“Discovered on a coffee table, a great photography book or a book about lizards may occupy children for long stretches,” they write. “But don’t stop there. Leave paperbacks and magazines piled in the bathroom (yes, everyone reads on the toilet, even children), or anywhere they could catch a young reader’s eye.”

Simultaneously, giving books as gifts and rewards to children can help them appreciate their inherent value as objects to be treasured. It can also motivate them to begin amassing a personal collection of their favourite books. Once children learn to treasure books and their endlessly fascinating contents, a whole new world of learning, adventure and discovery opens up for them. When that happens, it’s unlikely they will want to leave that world.

Understanding how we can learn to read at all, despite not being hardwired evolutionarily for this task, showcases what Maryanne Wolf and Mirit Barzillai call “one of the brain’s great, semi-miraculous design features,” meaning plasticity. This malleability of our brains allows us to “create whole new circuits and connections among our older, genetically programmed structures,” they note. 

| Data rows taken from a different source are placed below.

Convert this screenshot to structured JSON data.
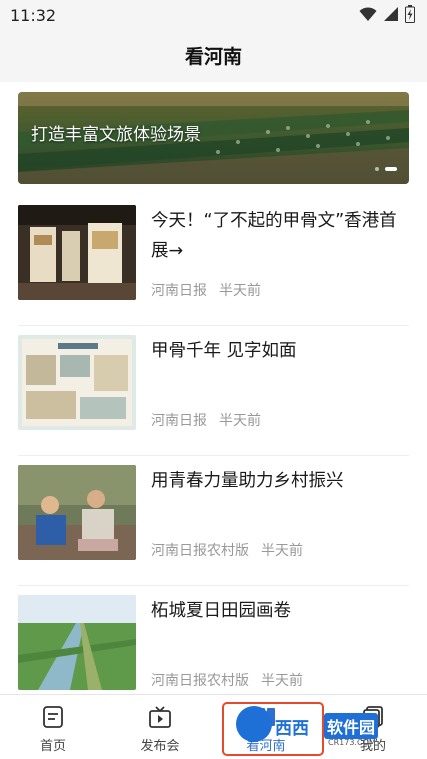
{
  "status_bar": {
    "time": "11:32"
  },
  "header": {
    "title": "看河南"
  },
  "banner": {
    "caption": "打造丰富文旅体验场景"
  },
  "news": [
    {
      "title": "今天！“了不起的甲骨文”香港首展→",
      "source": "河南日报",
      "time": "半天前"
    },
    {
      "title": "甲骨千年 见字如面",
      "source": "河南日报",
      "time": "半天前"
    },
    {
      "title": "用青春力量助力乡村振兴",
      "source": "河南日报农村版",
      "time": "半天前"
    },
    {
      "title": "柘城夏日田园画卷",
      "source": "河南日报农村版",
      "time": "半天前"
    }
  ],
  "tabs": [
    {
      "label": "首页",
      "icon": "document-icon"
    },
    {
      "label": "发布会",
      "icon": "tv-icon"
    },
    {
      "label": "看河南",
      "icon": "book-icon"
    },
    {
      "label": "我的",
      "icon": "pages-icon"
    }
  ],
  "watermark": {
    "brand": "西西",
    "product": "软件园",
    "domain": "CR173.COM"
  },
  "colors": {
    "accent": "#1e6fd6",
    "watermark_border": "#e54a2c"
  }
}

“In the case of reading, plasticity enables the brain to form new connections among the structures underlying vision, hearing, cognition, and language,” the experts elucidate. This design feature means that the very organisation of the human brain enables it to go beyond itself.” The educational benefits of deep reading are considerable, they stress. 

“By deep reading, we mean the array of sophisticated processes that propel comprehension and that include inferential and deductive reasoning, analogical skills, critical analysis, reflection, and insight,” Wolf and Barzillai say. 

“The expert reader needs milliseconds to execute these processes; the young brain needs years to develop them,” they add. “Both of these pivotal dimensions of time are potentially endangered by the digital culture’s pervasive emphases on immediacy, information loading, and a media-driven cognitive set that embraces speed and can discourage deliberation in both our reading and our thinking.”